Probably the most common type of laundry detergent used, but unfortunately the one type that I cannot find a plastic free version of, no matter how hard I look. There are a few that claim to be good for the environment (in a very unspecific and general kind of way) but they all come in plastic packaging. If you come across any plastic free versions please let me know!
Powder tends to be better than liquid as it often comes in cardboard, and therefore easily recyclable, packaging, although that doesn’t guarantee what’s inside. But, this powder from Biokleen uses plant based cleaning enzymes and comes in easily recyclable packaging.
This is maybe my new favorite option, and one I didn’t even know about until doing the research for this article, but I think it’s going to be my go-to detergent from now on, although it requires a little more time and effort than the other options. Your bar of Tangie Laundry Soap arrives, in cardboard packaging, you break it up into pieces and then dissolve one of those pieces in water and keep it somewhere out of the way. When you come to do your wash you put one or two tablespoons of the detergent-water mix in your wash and you’re good to go. Great, cheap, simple and almost no packaging.
The Best Eco-Friendly, Plastic Free and Vegan Laundry Detergents
Dropps Sensitive Skin & Baby Laundry Detergent Pods
Dropps Pods are probably the most famous eco-friendly laundry detergent on the market right now, and with good reason, they give a great clean and have really worked to be as eco-friendly as possible. Not only is their packaging recyclable, but they also reduce the size and weight as much as possible in order to reduce the CO2 impact of transport.
Tangie Laundry Soap Bar
As I said above, I’ve just discovered the Tangie Laundry Soap Bar and I’m super impressed. Each bar makes enough detergent for around 200 washes and it comes in recyclable packaging. It requires a tiny amount more effort than your average, and somewhere to store the detergent once you’ve dissolved the bar, but I think it’s worth the effort, both for the environmental impact and the impressive cost savings.
Meliora Washing Powder
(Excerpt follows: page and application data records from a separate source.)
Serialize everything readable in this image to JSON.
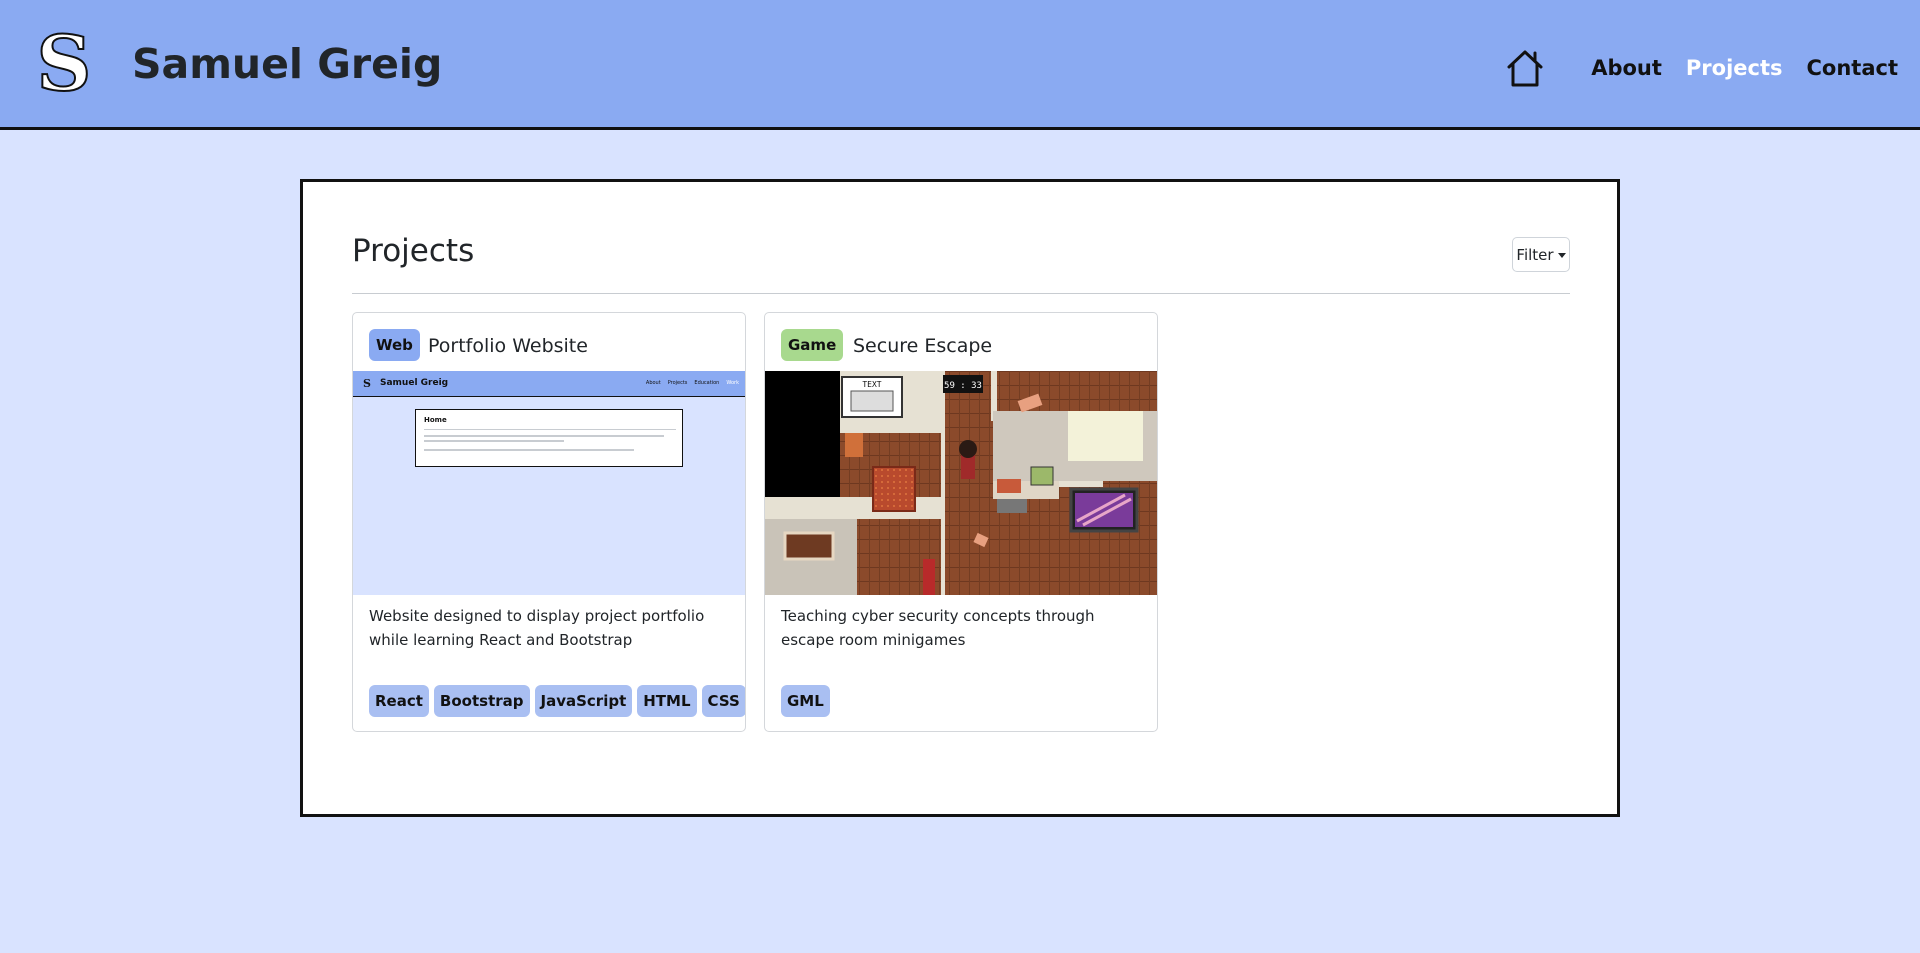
{
  "header": {
    "brand": "Samuel Greig",
    "logo_letter": "S",
    "nav": {
      "about": "About",
      "projects": "Projects",
      "contact": "Contact"
    }
  },
  "main": {
    "title": "Projects",
    "filter_label": "Filter"
  },
  "projects": [
    {
      "category": "Web",
      "category_color": "#8aaaf2",
      "title": "Portfolio Website",
      "description": "Website designed to display project portfolio while learning React and Bootstrap",
      "tags": [
        "React",
        "Bootstrap",
        "JavaScript",
        "HTML",
        "CSS"
      ],
      "preview": {
        "brand": "Samuel Greig",
        "nav": [
          "About",
          "Projects",
          "Education",
          "Work"
        ],
        "panel_title": "Home"
      }
    },
    {
      "category": "Game",
      "category_color": "#a8d98e",
      "title": "Secure Escape",
      "description": "Teaching cyber security concepts through escape room minigames",
      "tags": [
        "GML"
      ],
      "preview": {
        "timer": "59 : 33",
        "sign": "TEXT"
      }
    }
  ],
  "colors": {
    "navbar": "#8aaaf2",
    "background": "#d9e3ff",
    "active_link": "#ffffff",
    "tag": "#a9bff2"
  }
}
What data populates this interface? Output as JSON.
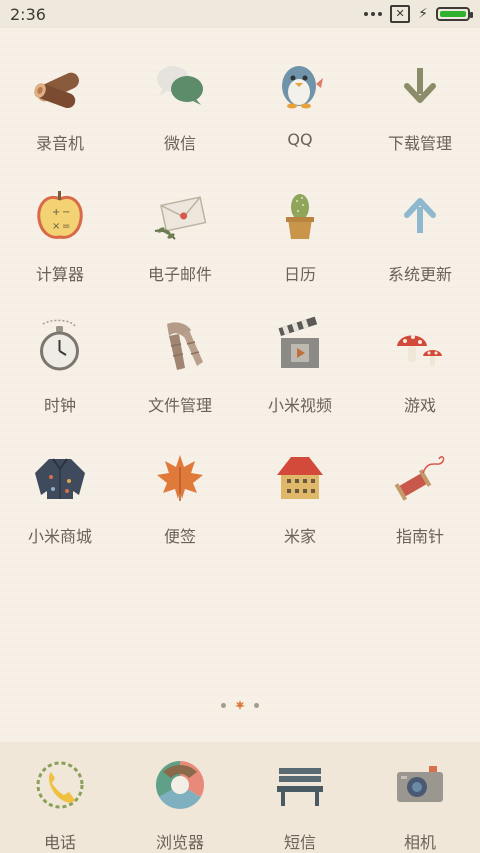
{
  "status_bar": {
    "time": "2:36",
    "bolt": "⚡",
    "box_x": "✕"
  },
  "apps": [
    {
      "label": "录音机",
      "icon": "logs-icon"
    },
    {
      "label": "微信",
      "icon": "chat-bubbles-icon"
    },
    {
      "label": "QQ",
      "icon": "penguin-icon"
    },
    {
      "label": "下载管理",
      "icon": "down-arrow-icon"
    },
    {
      "label": "计算器",
      "icon": "apple-calculator-icon"
    },
    {
      "label": "电子邮件",
      "icon": "envelope-icon"
    },
    {
      "label": "日历",
      "icon": "cactus-icon"
    },
    {
      "label": "系统更新",
      "icon": "up-arrow-icon"
    },
    {
      "label": "时钟",
      "icon": "pocket-watch-icon"
    },
    {
      "label": "文件管理",
      "icon": "scarf-icon"
    },
    {
      "label": "小米视频",
      "icon": "clapperboard-icon"
    },
    {
      "label": "游戏",
      "icon": "mushroom-icon"
    },
    {
      "label": "小米商城",
      "icon": "sweater-icon"
    },
    {
      "label": "便签",
      "icon": "maple-leaf-icon"
    },
    {
      "label": "米家",
      "icon": "house-icon"
    },
    {
      "label": "指南针",
      "icon": "spool-icon"
    }
  ],
  "dock": [
    {
      "label": "电话",
      "icon": "phone-wreath-icon"
    },
    {
      "label": "浏览器",
      "icon": "color-wheel-icon"
    },
    {
      "label": "短信",
      "icon": "bench-icon"
    },
    {
      "label": "相机",
      "icon": "camera-icon"
    }
  ],
  "colors": {
    "background": "#f6f0e6",
    "dock": "#f0e7d9",
    "label": "#6b6259",
    "battery": "#2fb32f"
  }
}
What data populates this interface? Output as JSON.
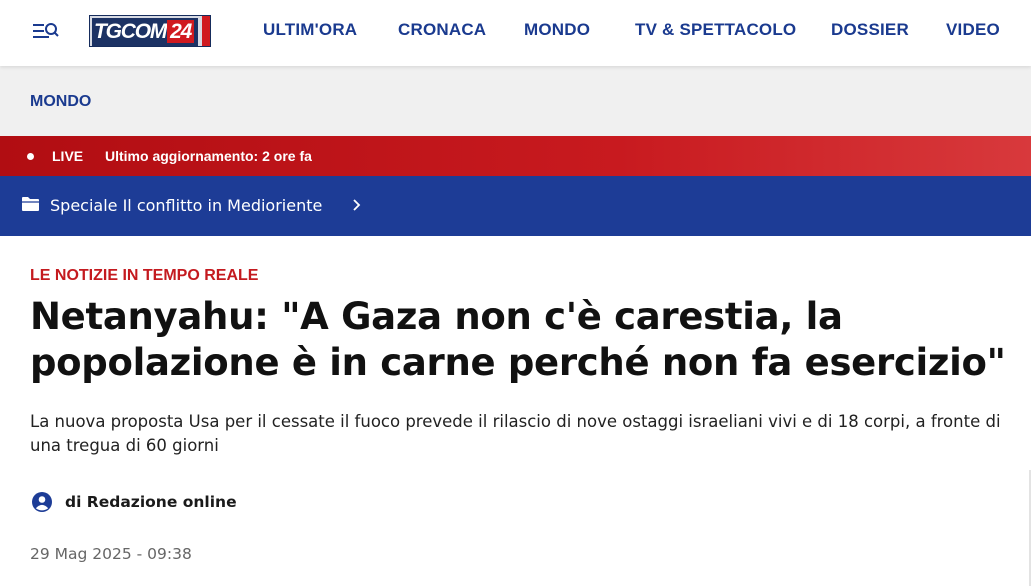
{
  "header": {
    "logo": {
      "text": "TGCOM",
      "number": "24"
    },
    "nav": [
      "ULTIM'ORA",
      "CRONACA",
      "MONDO",
      "TV & SPETTACOLO",
      "DOSSIER",
      "VIDEO"
    ]
  },
  "section": {
    "label": "MONDO"
  },
  "live": {
    "label": "LIVE",
    "update": "Ultimo aggiornamento: 2 ore fa"
  },
  "special": {
    "label": "Speciale Il conflitto in Medioriente"
  },
  "article": {
    "kicker": "LE NOTIZIE IN TEMPO REALE",
    "title": "Netanyahu: \"A Gaza non c'è carestia, la popolazione è in carne perché non fa esercizio\"",
    "subtitle": "La nuova proposta Usa per il cessate il fuoco prevede il rilascio di nove ostaggi israeliani vivi e di 18 corpi, a fronte di una tregua di 60 giorni",
    "author": "di Redazione online",
    "date": "29 Mag 2025 - 09:38"
  },
  "colors": {
    "brand_blue": "#1d3c96",
    "nav_blue": "#1a3a8f",
    "live_red": "#c41a1f"
  },
  "icons": {
    "menu": "menu-search-icon",
    "folder": "folder-icon",
    "chevron": "chevron-right-icon",
    "user": "user-circle-icon"
  }
}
This powder, which is delivered in a refillable metal can is dye-free, preservative-free, palm-oil free, vegan, and synthetic fragrance-free. It’s made in Chicago and costs less than 30c for a wash. I’m a big fan of any product that is proud of its ingredients and shows them boldly on the front, without trying to hide what’s inside.
Eco-Nuts Soap Berries
How can you not love a washing detergent that is ? It sounds too good to be true, but you just put 4-5 of these berries in your wash along and leave them to do their thing. When they get mixed with water they produce a naturally occurring product called saponin, which gently cleanses laundry. What’s more you can reuse them up to ten times.
Nellie’s Laundry Powder
Coming in a recyclable tin this powder from Canadian company Nellie’s is Non Toxic, Biodegradable, Hypoallergenic, and Vegan. It’s zero plastic, simple and, unlike some of the other alternatives, it doesn’t feel like you’re using an eco-friendly alternative, it just seems like any other powder out there.
What should be obvious is just how many alternatives there are out there. Whatever your personal preference or reason for reducing plastic consumption, there is an option for you. Some plastic free alternatives are cheaper than the normal options, some are just as simple and some don’t seem as though you’re being eco-friendly (although you are). Whatever your preference it’s just a few minutes of research and you can find another ever-so-easy way of reducing your plastic consumption and impact on our planet.
Last update on 2021-08-05 / Affiliate links / Images from Amazon Product Advertising API